Genome-wide association study of bone strength and body weight in commercial crossbred layer chickens
Osteoporosis and bone fractures are a serious problem for the welfare of laying hens, with genetics making a substantial contribution to bone strength. The genetic basis of bone strength in chickens has previously been mapped in experimental intercrosses and within pedigree lines. We performed a genome-wide association study of tibial breaking strength and body weight in 860 commercial crossbred chickens from two different companies, kept in either furnished cages or floor pens.
As expected, the two production systems produced a large difference in bone breaking strength, where floor pen-raised chickens had stronger bones. Genome-scans either combining or independently analysing the two housing systems revealed no genome-wide significant loci for bone breaking strength.
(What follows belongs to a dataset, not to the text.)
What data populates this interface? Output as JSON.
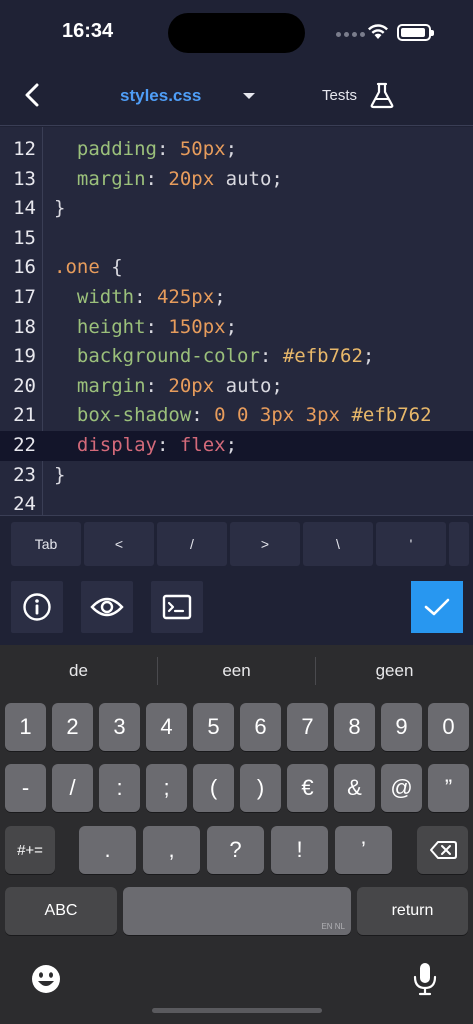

We detected three loci for body weight on chromosomes 4, 6 and 27, that were shared between the housing systems (either genome-wide significant or suggestive when the housing systems were analysed individually).
In summary, we found little evidence for large-effect loci for tibial breaking strength in commercial crossbred chickens, consistent with a highly polygenic architecture for bone strength in the production environment.